Title: "Teaching the Allegory of the Cave", Teaching Philosophy, 15/4, 1992, 329-335.
Author: Jim Robinson
Date: August 2002
Reviewer: John Sellars
 The allegory of the cave is often included in introductory philosophy courses on its own, without either the divided line or the wider context of the Republic. The author outlines his own approach to the allegory. First he draws attention to the comparison between the sun and the Form of the Good. Then he emphasises the importance of the divided line for understanding the cave allegory.  It is best if students read out Plato's account of the divided line while the teacher draws it on the board.  It is worth emphasising that scholars do not agree on the interpretation of Plato here. This will hopefully relieve those students who are struggling, and perhaps offer a challenge to more able students.
Introduce the cave allegory separately and do not signal that there is any direct connection with the divided line to start with. As with the divided line, students should read out the text while the teacher draws the diagram on the board.  Once the cave has been discussed, split the group into pairs and ask them to see if they can relate the divided line to the cave diagram.

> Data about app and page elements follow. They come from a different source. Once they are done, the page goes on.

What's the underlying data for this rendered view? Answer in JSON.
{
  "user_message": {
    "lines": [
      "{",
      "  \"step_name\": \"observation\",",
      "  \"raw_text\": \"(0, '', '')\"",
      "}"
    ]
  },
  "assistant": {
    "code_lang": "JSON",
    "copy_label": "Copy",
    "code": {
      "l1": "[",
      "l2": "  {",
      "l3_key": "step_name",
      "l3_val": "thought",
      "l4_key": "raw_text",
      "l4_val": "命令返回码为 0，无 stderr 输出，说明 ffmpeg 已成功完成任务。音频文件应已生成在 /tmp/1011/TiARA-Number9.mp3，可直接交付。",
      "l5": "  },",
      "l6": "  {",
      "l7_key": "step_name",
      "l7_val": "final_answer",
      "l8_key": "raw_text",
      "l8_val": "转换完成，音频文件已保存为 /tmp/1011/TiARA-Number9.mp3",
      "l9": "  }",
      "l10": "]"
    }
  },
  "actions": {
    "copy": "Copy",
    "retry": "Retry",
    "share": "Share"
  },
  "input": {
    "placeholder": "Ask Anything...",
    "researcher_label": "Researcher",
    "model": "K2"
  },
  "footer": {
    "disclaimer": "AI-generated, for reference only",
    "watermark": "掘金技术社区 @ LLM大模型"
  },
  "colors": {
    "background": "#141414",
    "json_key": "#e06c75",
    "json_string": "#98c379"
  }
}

 A further question worth raising in class is what extent these diagrams are relevant to the Republic's principal concern with the nature of justice. Indeed, it is essential to move beyond a discussion of shadows of physical objects in order to consider the existence of concepts such as virtue, justice, and goodness. [...]
The author begins by commenting that Plato's allegory of the cave is often taught out of its original context in introductory philosophy courses. It is against this practice that his comments are directed. His claims that the divided line and allegory of the cave must be considered together, and that they must be approached within the context of the dialogue in which they appear, seem fairly obvious. But he clearly thinks that these claims are worth stating and he is far from being the only author to write an entire article devoted to the teaching of this relatively brief passage from one Platonic dialogue.
It is interesting to note that throughout this article the author recounts the teaching of the cave allegory as if it is being taught within the context of a course (or a substantial part of a course) devoted to the Republic. This is certainly how he thinks this episode should be taught and no doubt how he teaches it. Given this, along with his opening remarks, it is perhaps surprising that he does not engage in a more sustained argument against the use of the cave allegory out of its original context. No doubt a pedagogical case could be made for the claim that presenting this allegory out of context will tend to confuse students about its purpose and give a poor first impression of Plato.
But what is probably most surprising here is simply the report that teaching the cave allegory out of its original context is a widespread practice, at least in the US. What is most interesting about this piece (and others like it), then, is not what advice it offers about teaching the cave allegory but rather what it reports about the pre-eminent role that the cave allegory appears to have taken in the teaching of philosophy in the US.
This site was created by Dr John Sellars for the PRS-LTSN, 2002.